Start of Block

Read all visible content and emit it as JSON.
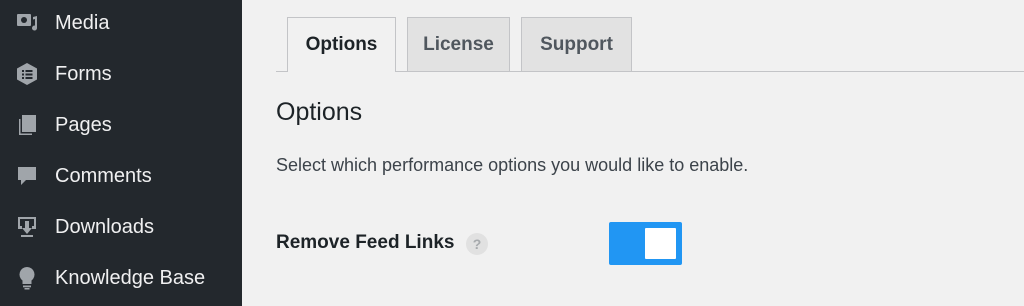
{
  "sidebar": {
    "items": [
      {
        "label": "Media",
        "icon": "media-icon"
      },
      {
        "label": "Forms",
        "icon": "forms-icon"
      },
      {
        "label": "Pages",
        "icon": "pages-icon"
      },
      {
        "label": "Comments",
        "icon": "comments-icon"
      },
      {
        "label": "Downloads",
        "icon": "downloads-icon"
      },
      {
        "label": "Knowledge Base",
        "icon": "lightbulb-icon"
      }
    ]
  },
  "tabs": [
    {
      "label": "Options",
      "active": true
    },
    {
      "label": "License",
      "active": false
    },
    {
      "label": "Support",
      "active": false
    }
  ],
  "main": {
    "heading": "Options",
    "description": "Select which performance options you would like to enable.",
    "setting": {
      "label": "Remove Feed Links",
      "help_icon": "?",
      "enabled": true
    }
  },
  "colors": {
    "sidebar_bg": "#23282d",
    "toggle_on": "#2196f3",
    "page_bg": "#f1f1f1"
  }
}
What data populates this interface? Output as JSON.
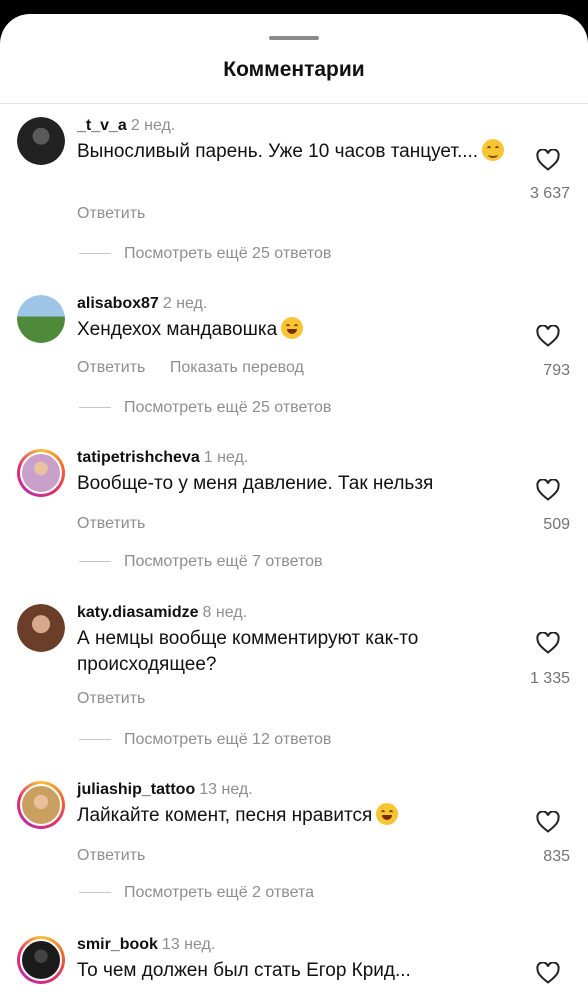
{
  "title": "Комментарии",
  "comments": [
    {
      "username": "_t_v_a",
      "time": "2 нед.",
      "text": "Выносливый парень. Уже 10 часов танцует....",
      "emoji": "smiling-face-icon",
      "actions": [
        "Ответить"
      ],
      "likes": "3 637",
      "more": "Посмотреть ещё 25 ответов"
    },
    {
      "username": "alisabox87",
      "time": "2 нед.",
      "text": "Хендехох мандавошка",
      "emoji": "tears-of-joy-icon",
      "actions": [
        "Ответить",
        "Показать перевод"
      ],
      "likes": "793",
      "more": "Посмотреть ещё 25 ответов"
    },
    {
      "username": "tatipetrishcheva",
      "time": "1 нед.",
      "text": "Вообще-то у меня давление. Так нельзя",
      "actions": [
        "Ответить"
      ],
      "likes": "509",
      "more": "Посмотреть ещё 7 ответов"
    },
    {
      "username": "katy.diasamidze",
      "time": "8 нед.",
      "text": "А немцы вообще комментируют как-то происходящее?",
      "actions": [
        "Ответить"
      ],
      "likes": "1 335",
      "more": "Посмотреть ещё 12 ответов"
    },
    {
      "username": "juliaship_tattoo",
      "time": "13 нед.",
      "text": "Лайкайте комент, песня нравится",
      "emoji": "tears-of-joy-icon",
      "actions": [
        "Ответить"
      ],
      "likes": "835",
      "more": "Посмотреть ещё 2 ответа"
    },
    {
      "username": "smir_book",
      "time": "13 нед.",
      "text": "То чем должен был стать Егор Крид..."
    }
  ]
}
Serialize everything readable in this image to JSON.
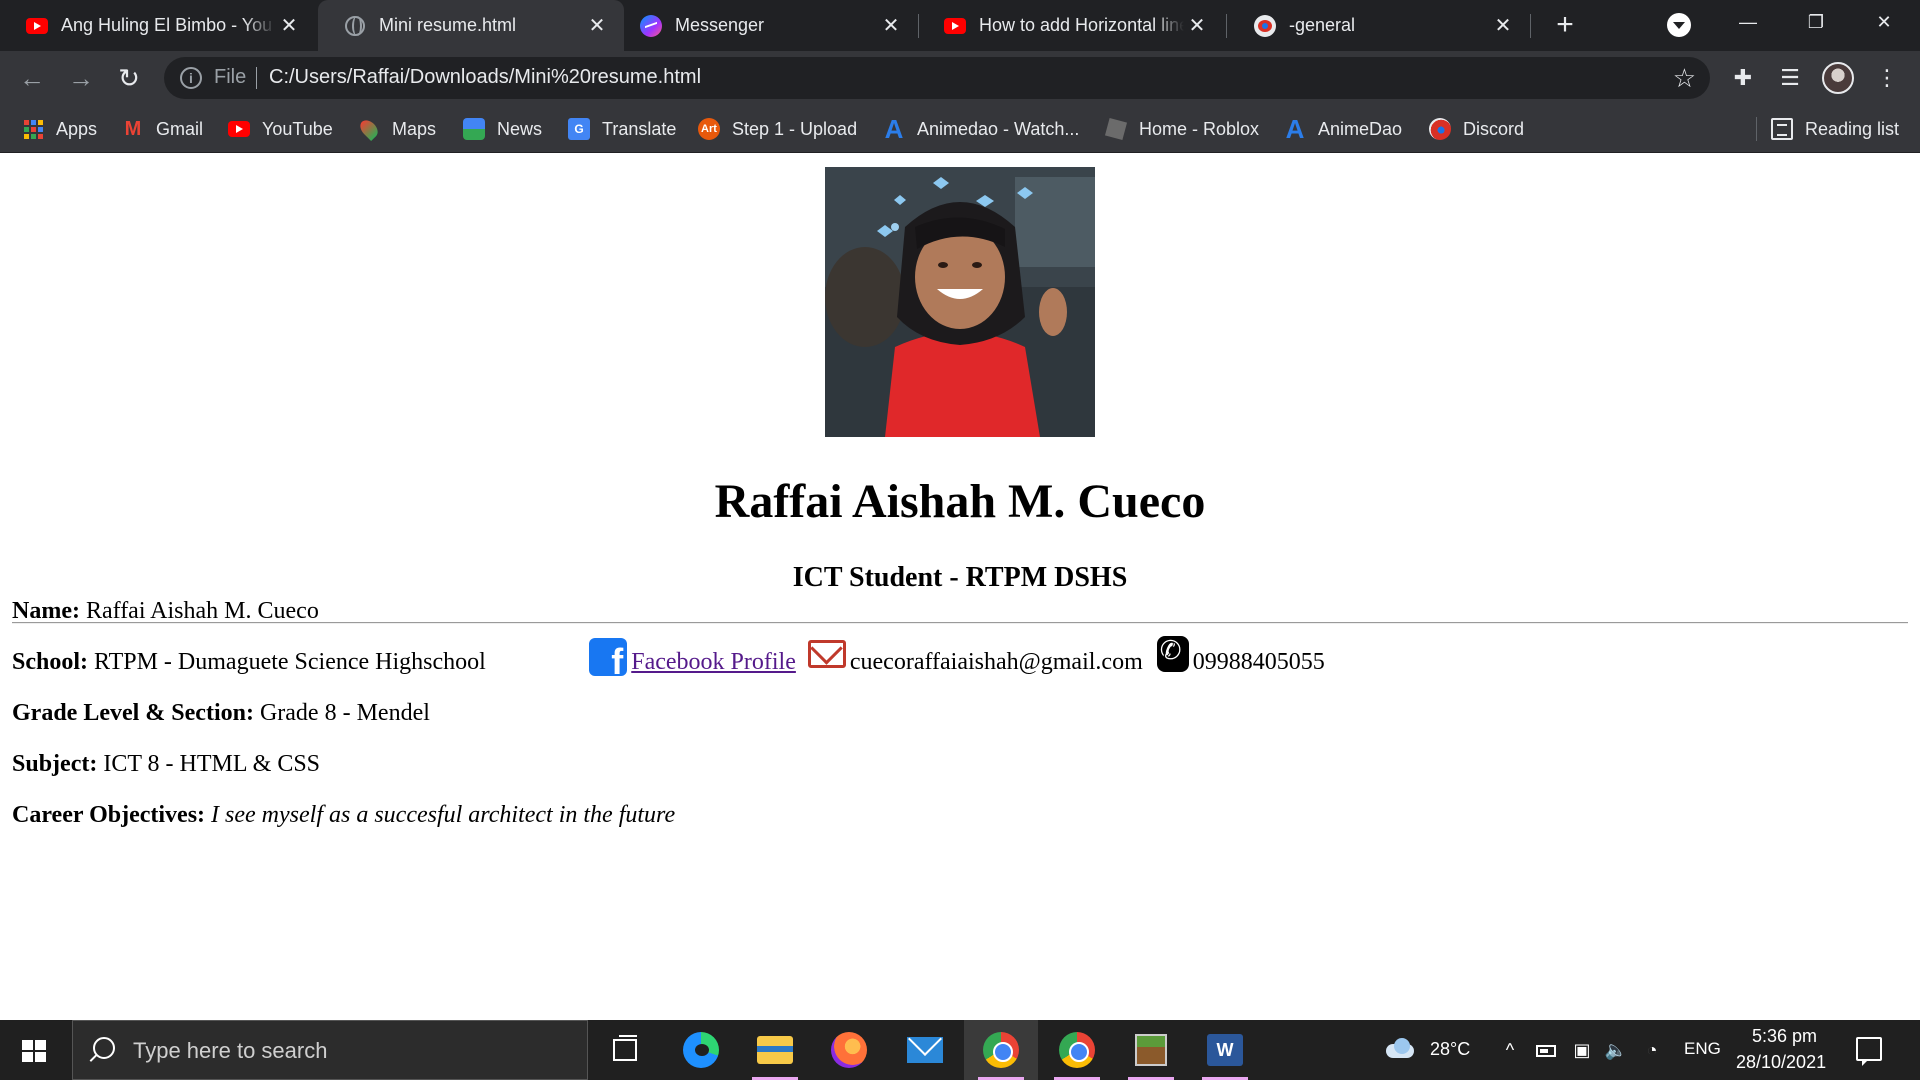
{
  "browser": {
    "tabs": [
      {
        "title": "Ang Huling El Bimbo - You",
        "icon": "youtube-icon",
        "active": false
      },
      {
        "title": "Mini resume.html",
        "icon": "globe-icon",
        "active": true
      },
      {
        "title": "Messenger",
        "icon": "messenger-icon",
        "active": false
      },
      {
        "title": "How to add Horizontal line",
        "icon": "youtube-icon",
        "active": false
      },
      {
        "title": "-general",
        "icon": "discord-icon",
        "active": false
      }
    ],
    "address_scheme": "File",
    "url": "C:/Users/Raffai/Downloads/Mini%20resume.html",
    "bookmarks": [
      {
        "label": "Apps",
        "icon": "apps-grid-icon"
      },
      {
        "label": "Gmail",
        "icon": "gmail-icon"
      },
      {
        "label": "YouTube",
        "icon": "youtube-icon"
      },
      {
        "label": "Maps",
        "icon": "maps-icon"
      },
      {
        "label": "News",
        "icon": "news-icon"
      },
      {
        "label": "Translate",
        "icon": "translate-icon"
      },
      {
        "label": "Step 1 - Upload",
        "icon": "art-icon"
      },
      {
        "label": "Animedao - Watch...",
        "icon": "animedao-icon"
      },
      {
        "label": "Home - Roblox",
        "icon": "roblox-icon"
      },
      {
        "label": "AnimeDao",
        "icon": "animedao-icon"
      },
      {
        "label": "Discord",
        "icon": "discord-icon"
      }
    ],
    "reading_list": "Reading list"
  },
  "resume": {
    "name": "Raffai Aishah M. Cueco",
    "subtitle": "ICT Student - RTPM DSHS",
    "contact": {
      "facebook_link": "Facebook Profile",
      "email": "cuecoraffaiaishah@gmail.com",
      "phone": "09988405055"
    },
    "fields": [
      {
        "label": "Name:",
        "value": "Raffai Aishah M. Cueco"
      },
      {
        "label": "School:",
        "value": "RTPM - Dumaguete Science Highschool"
      },
      {
        "label": "Grade Level & Section:",
        "value": "Grade 8 - Mendel"
      },
      {
        "label": "Subject:",
        "value": "ICT 8 - HTML & CSS"
      },
      {
        "label": "Career Objectives:",
        "value": "I see myself as a succesful architect in the future"
      }
    ]
  },
  "taskbar": {
    "search_placeholder": "Type here to search",
    "temperature": "28°C",
    "language": "ENG",
    "time": "5:36 pm",
    "date": "28/10/2021"
  },
  "colors": {
    "tab_strip": "#202124",
    "toolbar": "#35363a",
    "link": "#551a8b",
    "taskbar": "#202020"
  }
}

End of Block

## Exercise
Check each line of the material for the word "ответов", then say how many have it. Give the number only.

## Answer to this problem
4